(Data about app and page elements)

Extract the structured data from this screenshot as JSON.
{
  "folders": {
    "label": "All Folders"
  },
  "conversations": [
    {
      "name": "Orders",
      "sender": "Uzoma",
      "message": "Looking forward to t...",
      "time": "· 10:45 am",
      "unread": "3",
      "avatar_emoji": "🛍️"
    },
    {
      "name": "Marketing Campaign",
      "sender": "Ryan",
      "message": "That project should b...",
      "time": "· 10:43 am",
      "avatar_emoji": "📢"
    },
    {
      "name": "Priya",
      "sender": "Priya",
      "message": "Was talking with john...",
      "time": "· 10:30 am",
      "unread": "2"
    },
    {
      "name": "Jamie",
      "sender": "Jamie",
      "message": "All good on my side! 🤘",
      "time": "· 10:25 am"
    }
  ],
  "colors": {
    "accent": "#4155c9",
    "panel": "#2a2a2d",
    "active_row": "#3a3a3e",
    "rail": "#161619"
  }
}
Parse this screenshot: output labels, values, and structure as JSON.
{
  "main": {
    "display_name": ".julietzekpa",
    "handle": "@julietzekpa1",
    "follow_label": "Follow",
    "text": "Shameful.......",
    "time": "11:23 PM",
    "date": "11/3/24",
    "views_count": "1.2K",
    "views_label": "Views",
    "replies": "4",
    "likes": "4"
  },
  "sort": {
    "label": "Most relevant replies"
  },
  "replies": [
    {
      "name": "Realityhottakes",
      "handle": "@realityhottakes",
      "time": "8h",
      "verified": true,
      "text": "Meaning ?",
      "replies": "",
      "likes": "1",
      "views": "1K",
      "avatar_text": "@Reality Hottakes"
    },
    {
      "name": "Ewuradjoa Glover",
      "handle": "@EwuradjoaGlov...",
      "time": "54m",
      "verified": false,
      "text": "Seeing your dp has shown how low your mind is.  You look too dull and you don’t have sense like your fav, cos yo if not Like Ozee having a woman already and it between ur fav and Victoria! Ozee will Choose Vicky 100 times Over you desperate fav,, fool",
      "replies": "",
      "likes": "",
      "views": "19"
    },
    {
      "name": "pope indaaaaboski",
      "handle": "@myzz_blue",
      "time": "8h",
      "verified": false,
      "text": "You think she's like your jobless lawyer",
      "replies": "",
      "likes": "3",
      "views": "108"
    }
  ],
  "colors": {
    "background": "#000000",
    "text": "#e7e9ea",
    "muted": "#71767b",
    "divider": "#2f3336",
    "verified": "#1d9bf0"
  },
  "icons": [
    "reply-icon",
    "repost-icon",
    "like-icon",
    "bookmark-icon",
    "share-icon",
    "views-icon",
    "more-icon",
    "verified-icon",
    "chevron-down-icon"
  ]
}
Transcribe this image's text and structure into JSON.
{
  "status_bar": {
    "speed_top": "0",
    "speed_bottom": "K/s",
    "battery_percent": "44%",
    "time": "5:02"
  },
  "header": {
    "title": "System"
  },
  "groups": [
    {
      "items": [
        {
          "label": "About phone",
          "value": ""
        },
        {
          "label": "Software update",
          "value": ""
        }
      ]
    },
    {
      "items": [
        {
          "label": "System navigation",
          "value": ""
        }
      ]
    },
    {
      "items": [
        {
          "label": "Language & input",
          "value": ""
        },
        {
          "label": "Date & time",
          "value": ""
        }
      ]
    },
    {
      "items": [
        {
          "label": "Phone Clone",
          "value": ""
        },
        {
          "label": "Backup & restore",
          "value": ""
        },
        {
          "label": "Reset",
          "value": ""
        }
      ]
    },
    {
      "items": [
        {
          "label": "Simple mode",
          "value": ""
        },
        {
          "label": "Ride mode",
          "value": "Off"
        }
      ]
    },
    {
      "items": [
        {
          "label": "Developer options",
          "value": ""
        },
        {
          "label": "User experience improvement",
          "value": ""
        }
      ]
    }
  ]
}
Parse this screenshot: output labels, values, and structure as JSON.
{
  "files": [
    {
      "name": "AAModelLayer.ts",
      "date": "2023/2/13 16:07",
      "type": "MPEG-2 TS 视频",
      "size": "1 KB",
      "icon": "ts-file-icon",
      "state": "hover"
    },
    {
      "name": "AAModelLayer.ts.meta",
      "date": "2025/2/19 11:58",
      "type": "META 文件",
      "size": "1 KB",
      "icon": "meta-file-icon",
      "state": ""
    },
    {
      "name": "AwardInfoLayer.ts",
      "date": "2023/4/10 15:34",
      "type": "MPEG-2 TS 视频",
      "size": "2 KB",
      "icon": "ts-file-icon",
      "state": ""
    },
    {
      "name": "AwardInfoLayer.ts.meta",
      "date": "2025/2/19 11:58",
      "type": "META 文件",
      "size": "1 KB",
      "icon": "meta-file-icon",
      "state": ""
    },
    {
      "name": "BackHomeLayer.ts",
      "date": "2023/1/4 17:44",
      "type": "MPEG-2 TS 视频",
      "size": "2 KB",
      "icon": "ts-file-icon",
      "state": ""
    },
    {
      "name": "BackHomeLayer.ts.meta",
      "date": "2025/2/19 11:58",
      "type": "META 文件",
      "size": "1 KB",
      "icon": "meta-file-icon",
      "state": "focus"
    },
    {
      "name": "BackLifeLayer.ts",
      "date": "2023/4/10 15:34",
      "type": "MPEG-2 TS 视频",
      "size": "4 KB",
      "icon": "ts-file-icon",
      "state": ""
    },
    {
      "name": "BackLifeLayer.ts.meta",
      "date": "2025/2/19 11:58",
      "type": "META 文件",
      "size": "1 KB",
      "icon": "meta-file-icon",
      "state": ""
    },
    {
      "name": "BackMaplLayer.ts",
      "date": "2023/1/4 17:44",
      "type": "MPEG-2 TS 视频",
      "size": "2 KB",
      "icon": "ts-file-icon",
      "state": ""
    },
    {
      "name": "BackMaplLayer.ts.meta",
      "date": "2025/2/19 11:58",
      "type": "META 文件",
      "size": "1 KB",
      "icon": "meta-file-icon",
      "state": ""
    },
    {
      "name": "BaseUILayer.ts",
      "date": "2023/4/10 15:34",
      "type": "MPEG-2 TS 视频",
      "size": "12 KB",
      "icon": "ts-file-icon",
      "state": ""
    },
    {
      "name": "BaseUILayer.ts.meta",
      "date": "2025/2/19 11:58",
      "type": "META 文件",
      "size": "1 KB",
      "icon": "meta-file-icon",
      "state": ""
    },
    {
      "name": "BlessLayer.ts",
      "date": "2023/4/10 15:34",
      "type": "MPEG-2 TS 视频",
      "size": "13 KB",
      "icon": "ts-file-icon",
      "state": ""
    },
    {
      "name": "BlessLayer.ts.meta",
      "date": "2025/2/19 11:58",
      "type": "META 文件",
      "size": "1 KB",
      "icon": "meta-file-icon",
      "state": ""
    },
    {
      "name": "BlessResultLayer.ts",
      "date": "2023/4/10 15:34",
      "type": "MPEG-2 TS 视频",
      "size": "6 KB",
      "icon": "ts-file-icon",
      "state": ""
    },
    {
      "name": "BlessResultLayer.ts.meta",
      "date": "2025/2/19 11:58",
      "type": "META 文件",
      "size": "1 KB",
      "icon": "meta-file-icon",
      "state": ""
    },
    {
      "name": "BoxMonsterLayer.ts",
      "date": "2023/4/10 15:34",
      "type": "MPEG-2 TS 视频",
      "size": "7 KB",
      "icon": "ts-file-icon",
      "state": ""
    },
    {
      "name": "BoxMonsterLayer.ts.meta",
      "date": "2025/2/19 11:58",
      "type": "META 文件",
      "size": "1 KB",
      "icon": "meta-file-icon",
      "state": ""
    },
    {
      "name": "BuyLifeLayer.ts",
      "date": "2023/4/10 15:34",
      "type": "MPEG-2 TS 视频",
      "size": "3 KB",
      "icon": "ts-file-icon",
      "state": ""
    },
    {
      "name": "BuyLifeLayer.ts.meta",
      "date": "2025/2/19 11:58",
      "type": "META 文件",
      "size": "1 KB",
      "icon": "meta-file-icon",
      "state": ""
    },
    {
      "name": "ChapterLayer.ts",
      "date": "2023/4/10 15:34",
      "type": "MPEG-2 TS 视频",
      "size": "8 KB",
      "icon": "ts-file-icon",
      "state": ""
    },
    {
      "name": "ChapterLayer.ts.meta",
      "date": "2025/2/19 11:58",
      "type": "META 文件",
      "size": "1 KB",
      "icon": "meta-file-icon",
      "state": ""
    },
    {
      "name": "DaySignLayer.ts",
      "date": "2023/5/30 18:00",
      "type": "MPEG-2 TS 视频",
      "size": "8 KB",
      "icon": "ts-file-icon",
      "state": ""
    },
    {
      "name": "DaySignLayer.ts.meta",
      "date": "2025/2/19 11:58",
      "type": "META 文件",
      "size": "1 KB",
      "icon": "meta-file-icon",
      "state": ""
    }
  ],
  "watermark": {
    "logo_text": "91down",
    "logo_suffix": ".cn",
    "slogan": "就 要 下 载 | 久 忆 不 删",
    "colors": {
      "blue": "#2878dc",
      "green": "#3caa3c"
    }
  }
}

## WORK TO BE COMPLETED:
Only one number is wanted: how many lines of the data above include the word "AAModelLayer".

## ANSWER AREA:
2